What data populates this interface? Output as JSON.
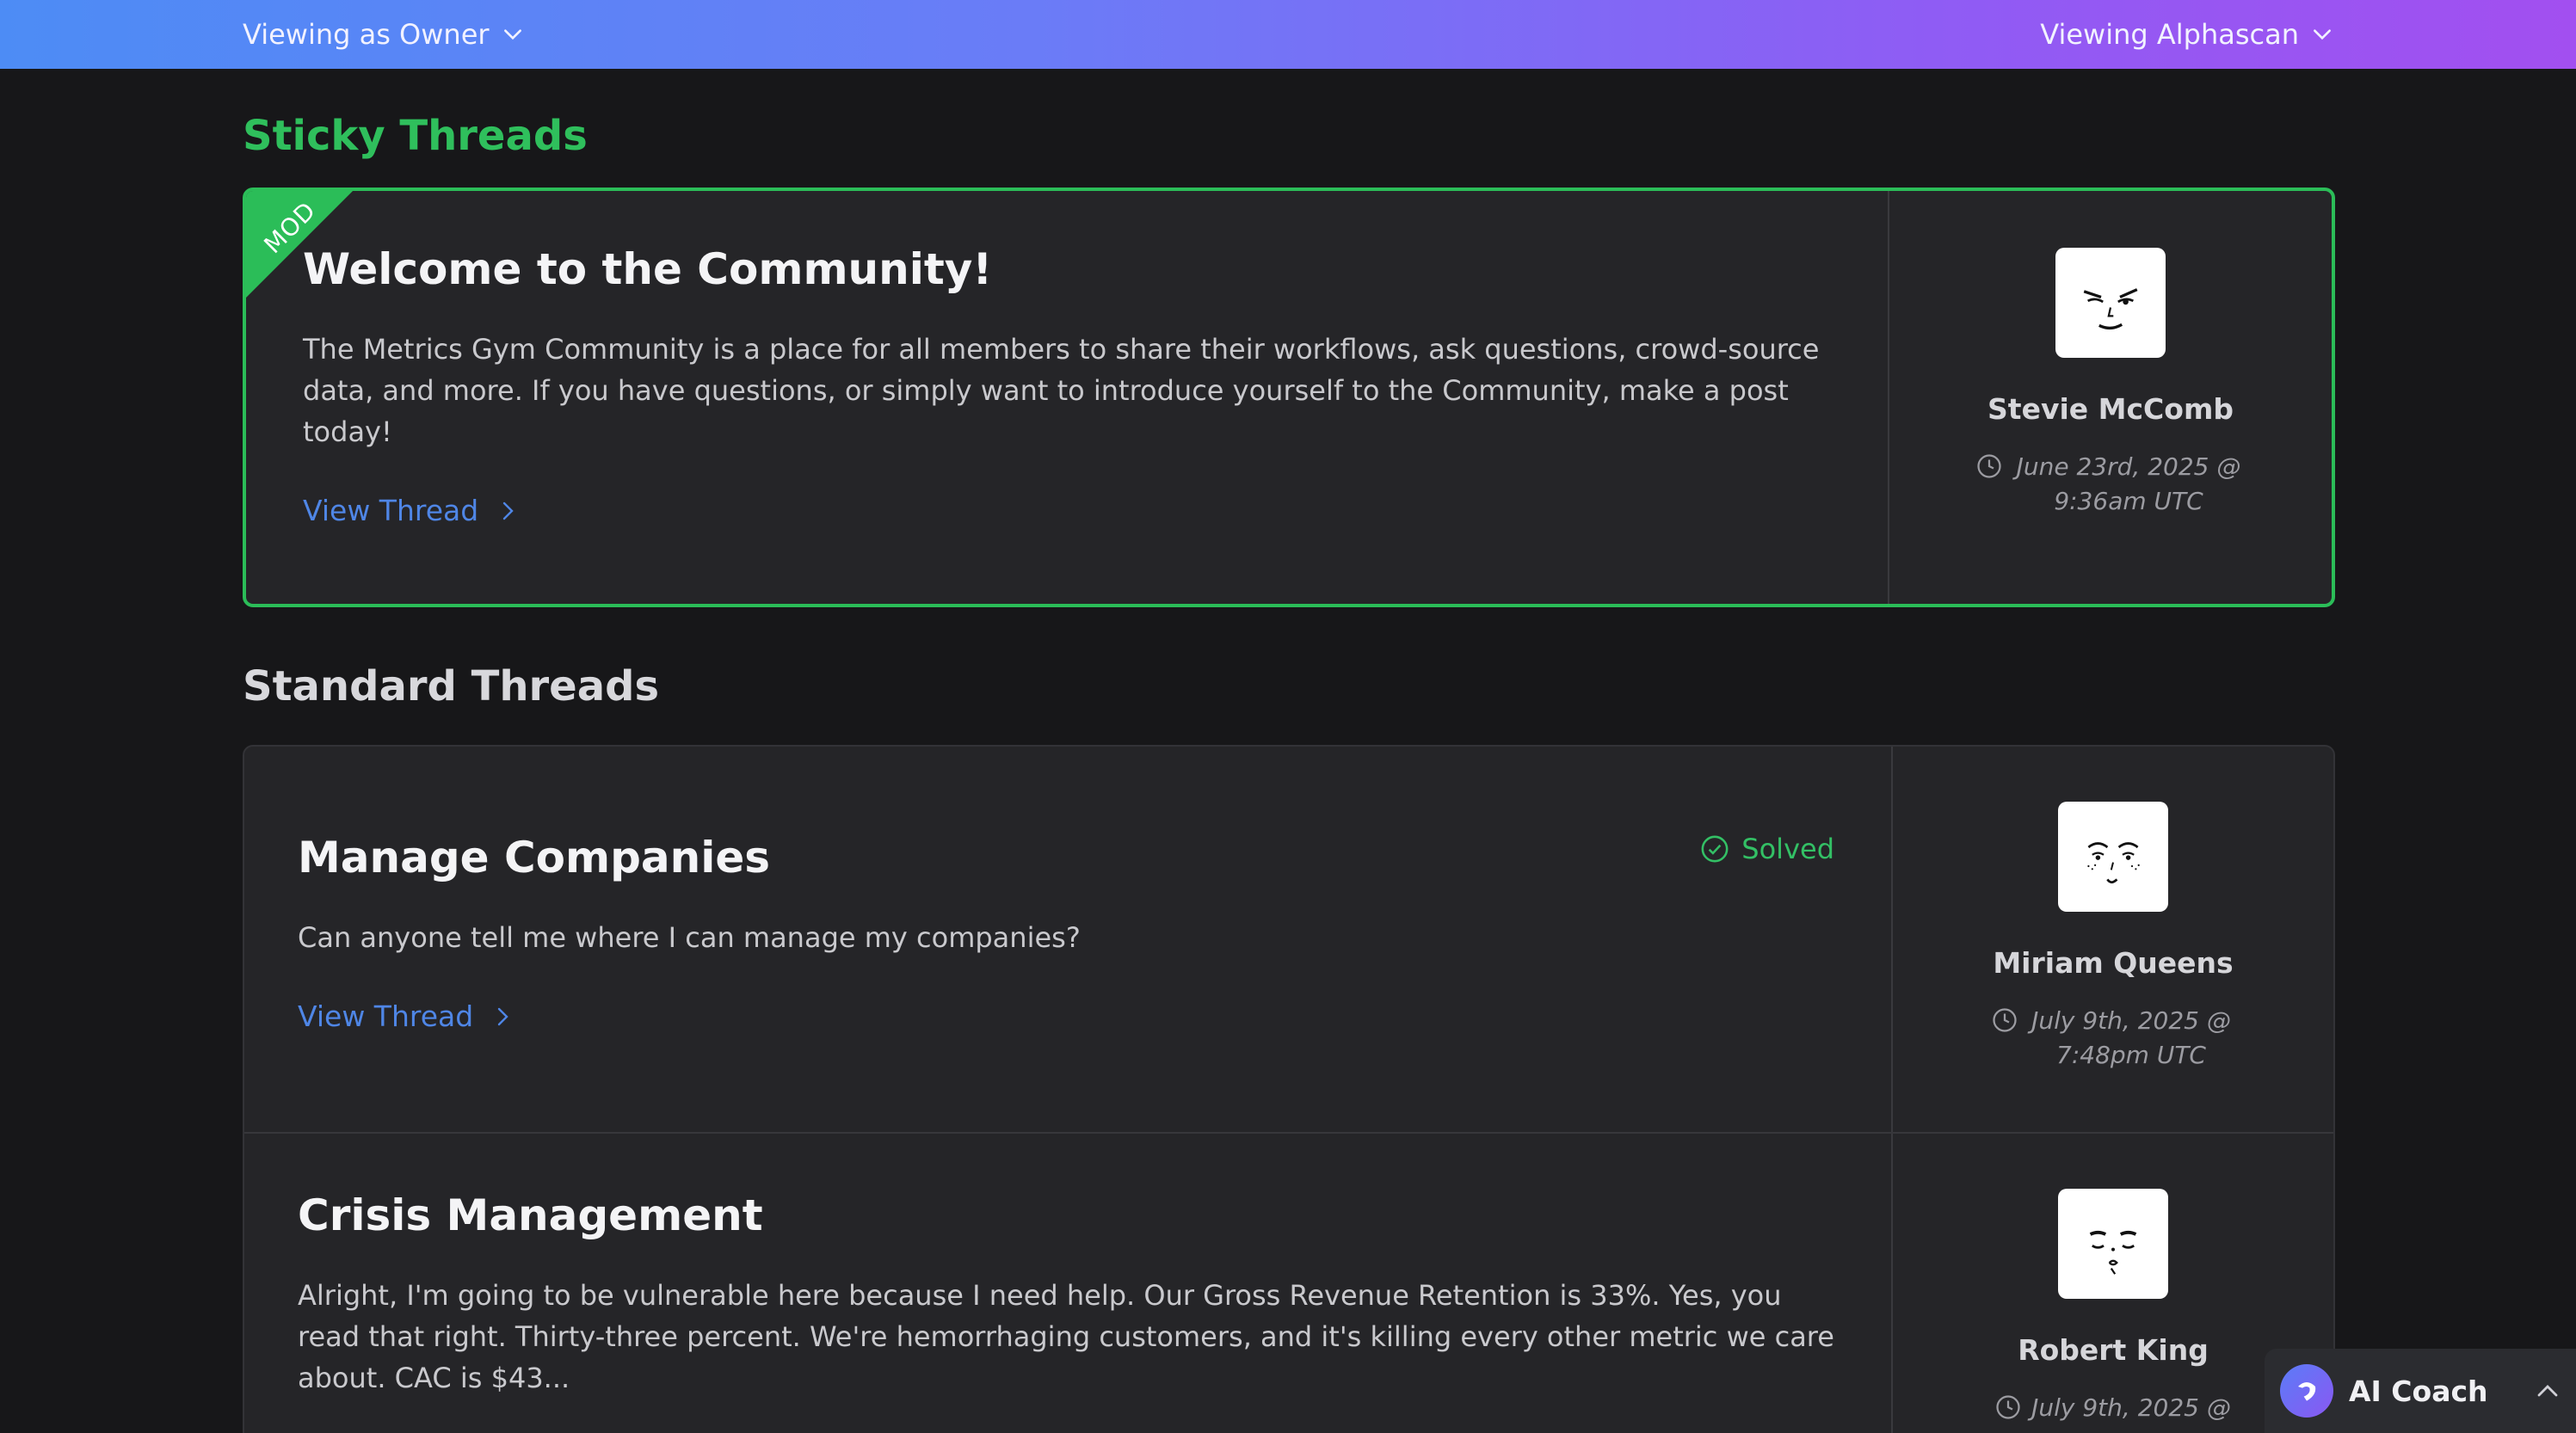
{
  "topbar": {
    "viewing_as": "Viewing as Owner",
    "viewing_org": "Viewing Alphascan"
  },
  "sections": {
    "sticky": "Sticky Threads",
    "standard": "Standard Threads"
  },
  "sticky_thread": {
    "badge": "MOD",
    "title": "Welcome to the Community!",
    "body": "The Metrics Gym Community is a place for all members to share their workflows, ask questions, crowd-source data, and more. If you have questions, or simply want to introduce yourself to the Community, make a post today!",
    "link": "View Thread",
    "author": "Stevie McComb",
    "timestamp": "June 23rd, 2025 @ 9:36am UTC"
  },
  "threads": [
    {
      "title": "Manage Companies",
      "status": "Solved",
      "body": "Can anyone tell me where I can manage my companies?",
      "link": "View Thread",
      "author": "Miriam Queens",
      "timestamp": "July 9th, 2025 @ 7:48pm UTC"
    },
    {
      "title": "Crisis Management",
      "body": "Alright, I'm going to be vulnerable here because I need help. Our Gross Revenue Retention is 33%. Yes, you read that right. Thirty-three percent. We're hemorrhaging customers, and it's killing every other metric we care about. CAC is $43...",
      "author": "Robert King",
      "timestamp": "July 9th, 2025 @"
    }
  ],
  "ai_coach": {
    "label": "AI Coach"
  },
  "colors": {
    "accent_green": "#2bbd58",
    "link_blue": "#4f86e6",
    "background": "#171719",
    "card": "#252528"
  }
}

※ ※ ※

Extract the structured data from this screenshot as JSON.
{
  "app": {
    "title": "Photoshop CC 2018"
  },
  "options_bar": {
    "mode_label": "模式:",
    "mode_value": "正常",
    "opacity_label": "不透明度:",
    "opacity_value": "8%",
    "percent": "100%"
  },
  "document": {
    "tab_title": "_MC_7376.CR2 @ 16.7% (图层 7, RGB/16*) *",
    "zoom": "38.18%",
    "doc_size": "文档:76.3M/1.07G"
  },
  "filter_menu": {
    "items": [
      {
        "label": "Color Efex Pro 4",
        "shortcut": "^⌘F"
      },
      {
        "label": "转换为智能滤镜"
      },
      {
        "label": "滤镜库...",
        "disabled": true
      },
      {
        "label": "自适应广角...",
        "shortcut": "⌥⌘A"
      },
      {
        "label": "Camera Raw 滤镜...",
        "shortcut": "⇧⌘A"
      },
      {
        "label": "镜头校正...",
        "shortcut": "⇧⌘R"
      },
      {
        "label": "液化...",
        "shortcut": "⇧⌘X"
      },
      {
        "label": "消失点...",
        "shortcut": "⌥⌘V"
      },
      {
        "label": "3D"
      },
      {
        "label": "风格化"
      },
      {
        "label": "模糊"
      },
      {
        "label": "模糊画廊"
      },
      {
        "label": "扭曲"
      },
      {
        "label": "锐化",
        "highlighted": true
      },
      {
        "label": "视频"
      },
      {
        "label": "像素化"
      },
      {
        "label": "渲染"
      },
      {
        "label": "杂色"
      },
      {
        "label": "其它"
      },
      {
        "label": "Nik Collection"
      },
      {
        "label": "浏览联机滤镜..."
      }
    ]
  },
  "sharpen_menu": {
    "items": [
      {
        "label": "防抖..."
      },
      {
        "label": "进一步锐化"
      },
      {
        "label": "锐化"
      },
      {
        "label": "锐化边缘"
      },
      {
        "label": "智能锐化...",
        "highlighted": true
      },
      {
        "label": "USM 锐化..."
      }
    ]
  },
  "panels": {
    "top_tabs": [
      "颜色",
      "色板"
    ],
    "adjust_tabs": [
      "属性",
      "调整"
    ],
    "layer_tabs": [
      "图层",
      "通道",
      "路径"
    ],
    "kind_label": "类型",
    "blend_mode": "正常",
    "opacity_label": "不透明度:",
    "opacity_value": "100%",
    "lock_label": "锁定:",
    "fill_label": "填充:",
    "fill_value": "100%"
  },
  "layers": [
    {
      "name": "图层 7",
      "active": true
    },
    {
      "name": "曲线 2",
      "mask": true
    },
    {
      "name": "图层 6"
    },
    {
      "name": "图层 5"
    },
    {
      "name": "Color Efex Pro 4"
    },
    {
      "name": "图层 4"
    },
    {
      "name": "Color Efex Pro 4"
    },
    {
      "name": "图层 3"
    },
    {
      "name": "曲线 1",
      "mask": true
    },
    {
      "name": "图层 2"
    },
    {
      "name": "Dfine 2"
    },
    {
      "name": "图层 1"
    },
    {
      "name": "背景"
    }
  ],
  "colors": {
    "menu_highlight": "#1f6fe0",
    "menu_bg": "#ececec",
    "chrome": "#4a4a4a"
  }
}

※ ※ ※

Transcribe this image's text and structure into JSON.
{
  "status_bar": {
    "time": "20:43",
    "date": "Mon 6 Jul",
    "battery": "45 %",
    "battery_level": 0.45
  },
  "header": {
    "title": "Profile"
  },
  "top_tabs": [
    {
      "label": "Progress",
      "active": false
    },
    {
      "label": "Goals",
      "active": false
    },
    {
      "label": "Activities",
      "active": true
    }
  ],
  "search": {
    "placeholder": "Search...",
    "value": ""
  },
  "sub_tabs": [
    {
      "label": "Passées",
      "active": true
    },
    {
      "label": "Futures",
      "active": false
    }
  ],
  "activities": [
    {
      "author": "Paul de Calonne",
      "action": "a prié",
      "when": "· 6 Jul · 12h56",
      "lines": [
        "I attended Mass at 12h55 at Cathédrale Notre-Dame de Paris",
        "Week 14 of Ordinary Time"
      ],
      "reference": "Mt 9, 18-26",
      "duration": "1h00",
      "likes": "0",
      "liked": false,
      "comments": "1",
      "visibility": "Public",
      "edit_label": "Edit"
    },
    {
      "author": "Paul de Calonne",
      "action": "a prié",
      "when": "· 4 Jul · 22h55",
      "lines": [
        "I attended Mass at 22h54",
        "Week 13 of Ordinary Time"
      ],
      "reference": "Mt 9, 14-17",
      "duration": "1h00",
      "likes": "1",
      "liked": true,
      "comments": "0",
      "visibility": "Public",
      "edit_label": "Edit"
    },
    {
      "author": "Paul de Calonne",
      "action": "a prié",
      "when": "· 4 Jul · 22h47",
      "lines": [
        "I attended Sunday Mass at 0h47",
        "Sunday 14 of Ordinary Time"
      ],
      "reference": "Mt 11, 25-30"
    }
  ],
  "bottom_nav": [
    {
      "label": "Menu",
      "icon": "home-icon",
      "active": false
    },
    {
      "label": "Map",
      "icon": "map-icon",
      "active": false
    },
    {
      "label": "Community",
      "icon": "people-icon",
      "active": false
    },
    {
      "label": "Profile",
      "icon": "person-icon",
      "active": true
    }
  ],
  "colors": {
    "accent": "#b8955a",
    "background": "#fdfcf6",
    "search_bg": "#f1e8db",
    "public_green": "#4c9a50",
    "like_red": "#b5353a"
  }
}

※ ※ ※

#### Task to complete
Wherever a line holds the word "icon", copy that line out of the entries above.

#### Exercise answer
      "icon": "home-icon",
      "icon": "map-icon",
      "icon": "people-icon",
      "icon": "person-icon",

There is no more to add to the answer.